Frilly shirts, high heels, and a Harley. Prince’s star finally rises
As the soundtrack to an extremely mediocre movie of the same name, Purple Rain was Prince’s long overdue arrival on the world stage. The man had talent, that’s for sure, but it wasn’t until this long player came along that his career truly took off like a Saturn 5 rocket. Like Springsteen’s Born In The USA and Madonna’s Like A Virgin, Purple Rain was one of those ‘had to have’ releases way back in 1984. And while he may have borrowed much of his image and guitar technique from Jimi Hendrix, Prince was also a Jehovah’s Witness, who sought to create a little ‘Electric Church’ music of his own.
So, more than 30 years after its inception, what are we to make of what is almost universally regarded as Prince’s masterpiece? The answer to that depends on how much of a fan you really are. How one’s perception and relationship to music can often be tainted by time as well as nostalgia, thus blurring one’s judgement in the process, is a factor which must always be considered.

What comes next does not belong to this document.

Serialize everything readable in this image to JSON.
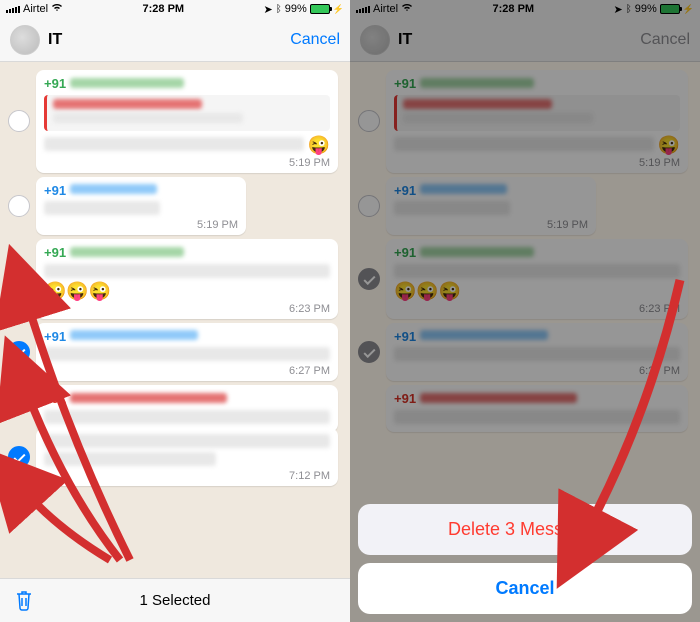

Unlike Hendrix, whom Prince had heavily borrowed from in terms of flair and style, lacks the necessary substance to make it work, despite the versatility and vision displayed within the album’s grooves. In the 1960’s we had Purple Haze, but in the Eighties Prince decided that everyone needed a little Purple Rain instead.
Opener “Let’s Go Crazy” sees Prince in Preacher mode, backed by gospel organ along with a Hendrix lick here and there. In fact, the whole tune has Hendrix stamped all over it. The psychedelic pop of “Take Me With U” is a sweet love song sung with film co-star Apollonia, that is marred somewhat by the overcooked symphonic synths. He shreds his guitar on “The beautiful Ones,” before the synth-funk of “Computer Blue” sees the self-proclaimed purple one get all hot and horny, at least in a digital kind of way.

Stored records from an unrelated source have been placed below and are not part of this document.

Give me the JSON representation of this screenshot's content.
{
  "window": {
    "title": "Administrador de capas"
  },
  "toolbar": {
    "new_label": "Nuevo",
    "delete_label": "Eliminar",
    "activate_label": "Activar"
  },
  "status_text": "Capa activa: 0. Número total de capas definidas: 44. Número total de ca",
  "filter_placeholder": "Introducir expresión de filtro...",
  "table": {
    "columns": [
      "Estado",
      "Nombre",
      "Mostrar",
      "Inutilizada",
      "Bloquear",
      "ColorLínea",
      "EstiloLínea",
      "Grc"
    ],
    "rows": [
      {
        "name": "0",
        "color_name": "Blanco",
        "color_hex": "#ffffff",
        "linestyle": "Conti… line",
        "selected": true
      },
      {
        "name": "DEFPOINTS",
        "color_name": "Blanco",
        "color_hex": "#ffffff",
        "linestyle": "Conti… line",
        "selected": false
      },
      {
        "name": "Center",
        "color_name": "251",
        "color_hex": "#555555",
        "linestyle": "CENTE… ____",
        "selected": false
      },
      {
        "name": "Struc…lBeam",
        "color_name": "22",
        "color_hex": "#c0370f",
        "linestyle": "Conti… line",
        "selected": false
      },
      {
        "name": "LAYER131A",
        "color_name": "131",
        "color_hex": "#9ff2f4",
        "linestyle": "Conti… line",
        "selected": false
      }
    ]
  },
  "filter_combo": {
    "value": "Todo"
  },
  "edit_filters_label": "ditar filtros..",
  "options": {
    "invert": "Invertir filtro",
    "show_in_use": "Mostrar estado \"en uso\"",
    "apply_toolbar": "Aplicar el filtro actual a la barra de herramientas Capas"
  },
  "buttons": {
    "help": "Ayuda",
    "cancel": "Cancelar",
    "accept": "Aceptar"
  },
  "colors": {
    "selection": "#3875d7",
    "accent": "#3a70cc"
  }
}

“Darling Nikki” is another salaciously naughty number, with references to masturbation and other impish activities, but it’s “When Doves Cry” that the pop-rock super-stud truly struck gold, with a perfect blend of brooding plastic funk and electro-pop, including an insanely additive chorus, the song was a million seller, and deservedly so.

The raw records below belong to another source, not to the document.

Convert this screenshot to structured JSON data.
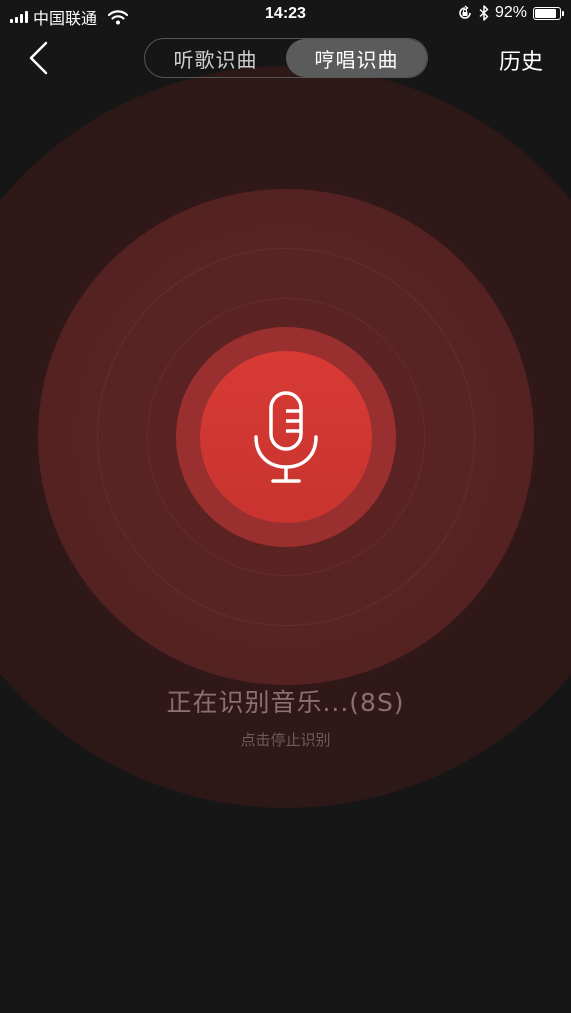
{
  "status_bar": {
    "carrier": "中国联通",
    "time": "14:23",
    "battery_text": "92%",
    "battery_level": 0.92,
    "icons": [
      "signal-icon",
      "wifi-icon",
      "orientation-lock-icon",
      "bluetooth-icon",
      "battery-icon"
    ]
  },
  "nav": {
    "back_icon": "chevron-left-icon",
    "tabs": [
      {
        "label": "听歌识曲",
        "active": false
      },
      {
        "label": "哼唱识曲",
        "active": true
      }
    ],
    "history_label": "历史"
  },
  "recognizer": {
    "icon": "microphone-icon",
    "status_title": "正在识别音乐...(8S)",
    "hint": "点击停止识别"
  },
  "colors": {
    "background": "#161616",
    "accent": "#d83a34",
    "segment_active": "#5b5b5b",
    "status_text": "#8c6f6f"
  }
}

“I Would Die 4 U” is all swirling synths and grandiloquent disco beats, while “Baby, I’m A Star” is Prince’s very own over-inflated declaration of having finally “made the top,” as if it was his destiny all along. The highlight, arguably, is the majestic “Purple Rain,” a slow burner replete with vocoder vocals and some strategically positioned guitar solos that soar this side of Bold As Love/Star Spangled Banner.
Unlike Curtis Mayfield, James Brown and Jimi Hendrix, both Prince’s music and image were carefully manicured and manipulated to the enth degree, creating a kind of cosmetic comic likeness not even Michael Jackson was capable of creating.
For Purple Rain, Prince got the formula right. Funk, rock, disco, tender ballads, it’s all here on the one platter. Narcissistic he may have been, but then so is Mick Jagger, despite being in his ‘70s.
One wonders how long it will be before we see an Anniversary Deluxe edition. At the time of his death, the ever prolific Prince was sitting on a massive stockpile of material, some of which will no doubt see the light of day eventually. So long as the liner notes include a definition of what a “purple banana” is.